Changes made to certification and qualification requirements in tandem with the new rules — including the elimination of background checks and the high school equivalency requirement — apply to all interpreters applying for state credentials, not just speakers of lesser-known languages, Oregon Health Authority spokesperson Erica Heartquist told The Lund Report. The agency is still in the process of updating its list of new requirements on its website.
More Changes Sought
Coval is now working with Fair Shot For All, a Portland-based coalition of unions, racial justice organizations and other nonprofits, to pursue additional initiatives to help Indigenous interpreters in a 2023 bill.
The Fair Shot coalition seeks changes to foster racial, gender and economic justice, said the group’s director, Heather Stuart, and “This bill to improve Indigenous language justice is really at the center of how these issues intersect.”
Rep. Wlnsvey Campos, D-Aloha requested two legislative concepts to pursue the changes. The need for access to quality interpretation services is an issue she knows “intimately,” she told The Lund Report. As a child in Oregon, as young as 8 years old, she remembers translating for her Spanish-speaking parents in various settings — and the looks it sometimes drew.
“It was one of the ways in which I was, early on, introduced to racism and prejudice,” she said.
Coval said the legislation will have three main goals:
- Develop a system for evaluating the language proficiency of speakers of languages of lesser diffusion: To address the collective’s concerns, Oregon Health Authority created a work-around that allows these interpreters to qualify but that does not effectively evaluate their proficiency. Ensuring the interpreters’ proficiency will ensure that patients are able to effectively communicate with their health care providers.

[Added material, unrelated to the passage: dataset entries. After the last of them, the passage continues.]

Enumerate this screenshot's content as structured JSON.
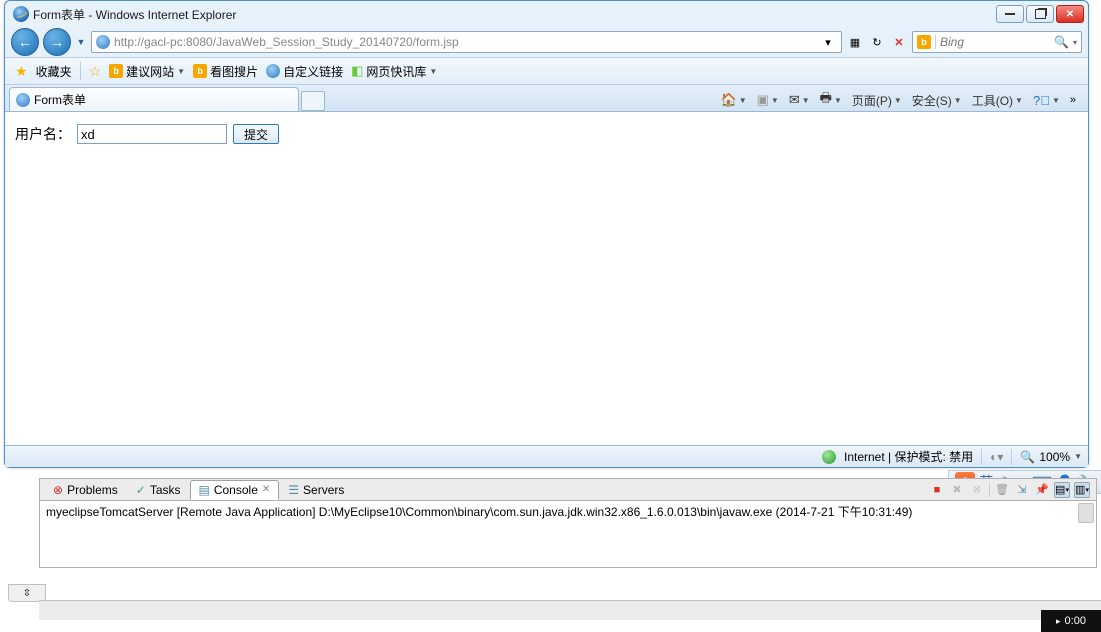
{
  "window": {
    "title": "Form表单 - Windows Internet Explorer"
  },
  "nav": {
    "url": "http://gacl-pc:8080/JavaWeb_Session_Study_20140720/form.jsp",
    "search_engine": "Bing"
  },
  "favbar": {
    "label": "收藏夹",
    "items": [
      "建议网站",
      "看图搜片",
      "自定义链接",
      "网页快讯库"
    ]
  },
  "tab": {
    "title": "Form表单"
  },
  "toolbar": {
    "page": "页面(P)",
    "safety": "安全(S)",
    "tools": "工具(O)"
  },
  "form": {
    "label": "用户名：",
    "value": "xd",
    "submit": "提交"
  },
  "status": {
    "zone": "Internet | 保护模式: 禁用",
    "zoom": "100%"
  },
  "eclipse": {
    "tabs": {
      "problems": "Problems",
      "tasks": "Tasks",
      "console": "Console",
      "servers": "Servers"
    },
    "console_line": "myeclipseTomcatServer [Remote Java Application] D:\\MyEclipse10\\Common\\binary\\com.sun.java.jdk.win32.x86_1.6.0.013\\bin\\javaw.exe (2014-7-21 下午10:31:49)"
  },
  "ime": {
    "lang": "英"
  },
  "clock": "0:00"
}
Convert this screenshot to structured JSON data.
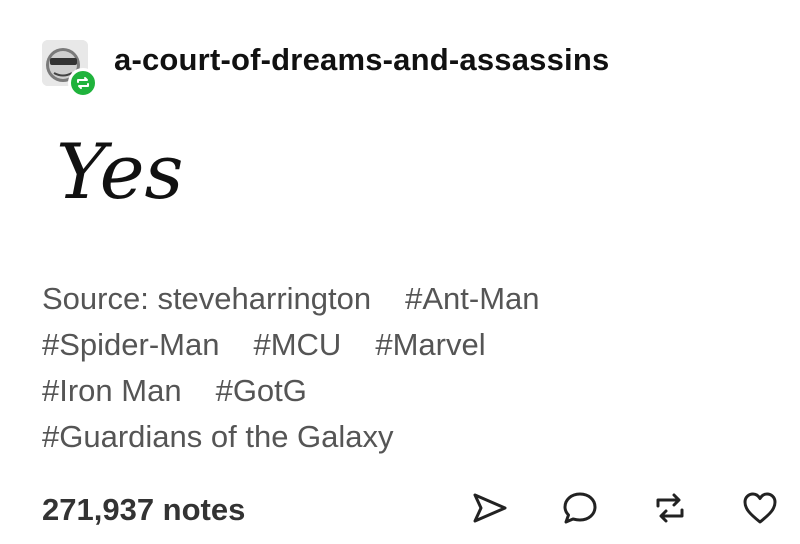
{
  "post": {
    "blog_name": "a-court-of-dreams-and-assassins",
    "avatar_icon": "cartoon-face-avatar",
    "reblog_badge_icon": "reblog-icon",
    "reblog_badge_color": "#1fb33c",
    "body_text": "Yes",
    "source_label": "Source: steveharrington",
    "tags": [
      "#Ant-Man",
      "#Spider-Man",
      "#MCU",
      "#Marvel",
      "#Iron Man",
      "#GotG",
      "#Guardians of the Galaxy"
    ],
    "notes": "271,937 notes"
  },
  "actions": {
    "share_icon": "paper-plane-icon",
    "reply_icon": "speech-bubble-icon",
    "reblog_icon": "reblog-icon",
    "like_icon": "heart-icon"
  }
}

- Establish an interpretation fund: to cover the costs of interpretation in health care settings, courtrooms, at social service organizations, and at agencies such as the Department of Motor Vehicles and the Bureau of Labor and Industry. Funding would come from the Oregon Worker Relief Fund with the anticipation of a general fund request, according to Campos’ office. The lack of proper services for Indigenous language speakers, Coval said, “jeopardizes case outcomes and delays or denials of services or unjust imprisonment or deportation.”
- Create a state commission for Indigenous language speakers and interpreters that could weigh in on potential policy changes impacting the interpreter industry in Oregon. “We recognize that in the drafting of legislation last time around with (H.B.) 2359, that there was a failure to engage with Indigenous language speakers,” Campos said. She said when working with people from Mexico or Central America, “we can’t just make assumptions that it’s Spanish, but that we’ve got really critical populations that speak Indigenous languages.”
“When Oregonians can understand and be understood by their doctor, lawyer or other social service provider, they will have better outcomes and that will have a lasting impact on them and the well-being of their families,” Stuart said. “We’re asking lawmakers to help close these gaps in language access that are the result of longstanding and systemic biases in our institutions and laws that have left Oregonians who speak Indigenous languages without reliable interpretation when they need it the most.”